Task directions
Each entry in the material below should be copied without any alteration.

Task data
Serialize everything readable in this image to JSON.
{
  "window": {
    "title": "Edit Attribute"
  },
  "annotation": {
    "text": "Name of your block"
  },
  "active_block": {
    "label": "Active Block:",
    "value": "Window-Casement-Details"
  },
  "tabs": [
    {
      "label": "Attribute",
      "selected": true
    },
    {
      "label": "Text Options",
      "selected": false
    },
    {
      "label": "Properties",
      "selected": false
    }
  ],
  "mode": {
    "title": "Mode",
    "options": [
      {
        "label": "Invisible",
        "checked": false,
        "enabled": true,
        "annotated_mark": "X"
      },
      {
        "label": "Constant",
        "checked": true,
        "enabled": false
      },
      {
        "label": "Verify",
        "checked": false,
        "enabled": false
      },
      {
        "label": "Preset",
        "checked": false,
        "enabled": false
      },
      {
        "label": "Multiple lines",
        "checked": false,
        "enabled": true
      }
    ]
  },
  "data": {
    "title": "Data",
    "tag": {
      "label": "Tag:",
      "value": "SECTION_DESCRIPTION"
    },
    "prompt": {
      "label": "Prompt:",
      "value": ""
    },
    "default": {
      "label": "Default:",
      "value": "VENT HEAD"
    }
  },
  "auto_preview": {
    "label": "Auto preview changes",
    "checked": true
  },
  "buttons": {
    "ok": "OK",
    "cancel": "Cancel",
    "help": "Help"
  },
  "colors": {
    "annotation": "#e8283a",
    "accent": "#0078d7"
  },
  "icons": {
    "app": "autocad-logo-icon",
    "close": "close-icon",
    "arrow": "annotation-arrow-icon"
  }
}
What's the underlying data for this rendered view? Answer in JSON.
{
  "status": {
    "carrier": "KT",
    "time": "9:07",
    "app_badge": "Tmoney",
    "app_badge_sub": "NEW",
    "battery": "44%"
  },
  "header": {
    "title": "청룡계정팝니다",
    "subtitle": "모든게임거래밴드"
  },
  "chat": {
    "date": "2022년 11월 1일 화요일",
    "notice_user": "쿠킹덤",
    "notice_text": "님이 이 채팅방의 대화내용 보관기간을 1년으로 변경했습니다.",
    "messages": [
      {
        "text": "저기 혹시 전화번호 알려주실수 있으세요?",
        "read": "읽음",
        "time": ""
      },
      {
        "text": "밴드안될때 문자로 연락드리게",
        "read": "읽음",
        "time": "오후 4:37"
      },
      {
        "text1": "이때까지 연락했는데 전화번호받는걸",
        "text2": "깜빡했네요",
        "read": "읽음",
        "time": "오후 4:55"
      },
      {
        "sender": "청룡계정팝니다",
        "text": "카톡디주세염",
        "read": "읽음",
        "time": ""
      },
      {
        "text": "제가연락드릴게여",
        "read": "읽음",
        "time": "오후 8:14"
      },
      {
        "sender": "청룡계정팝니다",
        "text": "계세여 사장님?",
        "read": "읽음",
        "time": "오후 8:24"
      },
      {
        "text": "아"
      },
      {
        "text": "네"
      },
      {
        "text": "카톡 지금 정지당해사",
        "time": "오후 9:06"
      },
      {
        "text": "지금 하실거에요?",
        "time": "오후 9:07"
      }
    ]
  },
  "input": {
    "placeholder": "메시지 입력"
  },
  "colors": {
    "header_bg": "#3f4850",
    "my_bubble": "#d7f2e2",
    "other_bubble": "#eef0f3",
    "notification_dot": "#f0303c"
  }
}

Completed task
Serialize everything readable in this image to JSON.
{
  "window": {
    "title": "Edit Attribute"
  },
  "annotation": {
    "text": "Name of your block"
  },
  "active_block": {
    "label": "Active Block:",
    "value": "Window-Casement-Details"
  },
  "tabs": [
    {
      "label": "Attribute",
      "selected": true
    },
    {
      "label": "Text Options",
      "selected": false
    },
    {
      "label": "Properties",
      "selected": false
    }
  ],
  "mode": {
    "title": "Mode",
    "options": [
      {
        "label": "Invisible",
        "checked": false,
        "enabled": true,
        "annotated_mark": "X"
      },
      {
        "label": "Constant",
        "checked": true,
        "enabled": false
      },
      {
        "label": "Verify",
        "checked": false,
        "enabled": false
      },
      {
        "label": "Preset",
        "checked": false,
        "enabled": false
      },
      {
        "label": "Multiple lines",
        "checked": false,
        "enabled": true
      }
    ]
  },
  "data": {
    "title": "Data",
    "tag": {
      "label": "Tag:",
      "value": "SECTION_DESCRIPTION"
    },
    "prompt": {
      "label": "Prompt:",
      "value": ""
    },
    "default": {
      "label": "Default:",
      "value": "VENT HEAD"
    }
  },
  "auto_preview": {
    "label": "Auto preview changes",
    "checked": true
  },
  "buttons": {
    "ok": "OK",
    "cancel": "Cancel",
    "help": "Help"
  },
  "colors": {
    "annotation": "#e8283a",
    "accent": "#0078d7"
  },
  "icons": {
    "app": "autocad-logo-icon",
    "close": "close-icon",
    "arrow": "annotation-arrow-icon"
  }
}
What's the underlying data for this rendered view? Answer in JSON.
{
  "status": {
    "carrier": "KT",
    "time": "9:07",
    "app_badge": "Tmoney",
    "app_badge_sub": "NEW",
    "battery": "44%"
  },
  "header": {
    "title": "청룡계정팝니다",
    "subtitle": "모든게임거래밴드"
  },
  "chat": {
    "date": "2022년 11월 1일 화요일",
    "notice_user": "쿠킹덤",
    "notice_text": "님이 이 채팅방의 대화내용 보관기간을 1년으로 변경했습니다.",
    "messages": [
      {
        "text": "저기 혹시 전화번호 알려주실수 있으세요?",
        "read": "읽음",
        "time": ""
      },
      {
        "text": "밴드안될때 문자로 연락드리게",
        "read": "읽음",
        "time": "오후 4:37"
      },
      {
        "text1": "이때까지 연락했는데 전화번호받는걸",
        "text2": "깜빡했네요",
        "read": "읽음",
        "time": "오후 4:55"
      },
      {
        "sender": "청룡계정팝니다",
        "text": "카톡디주세염",
        "read": "읽음",
        "time": ""
      },
      {
        "text": "제가연락드릴게여",
        "read": "읽음",
        "time": "오후 8:14"
      },
      {
        "sender": "청룡계정팝니다",
        "text": "계세여 사장님?",
        "read": "읽음",
        "time": "오후 8:24"
      },
      {
        "text": "아"
      },
      {
        "text": "네"
      },
      {
        "text": "카톡 지금 정지당해사",
        "time": "오후 9:06"
      },
      {
        "text": "지금 하실거에요?",
        "time": "오후 9:07"
      }
    ]
  },
  "input": {
    "placeholder": "메시지 입력"
  },
  "colors": {
    "header_bg": "#3f4850",
    "my_bubble": "#d7f2e2",
    "other_bubble": "#eef0f3",
    "notification_dot": "#f0303c"
  }
}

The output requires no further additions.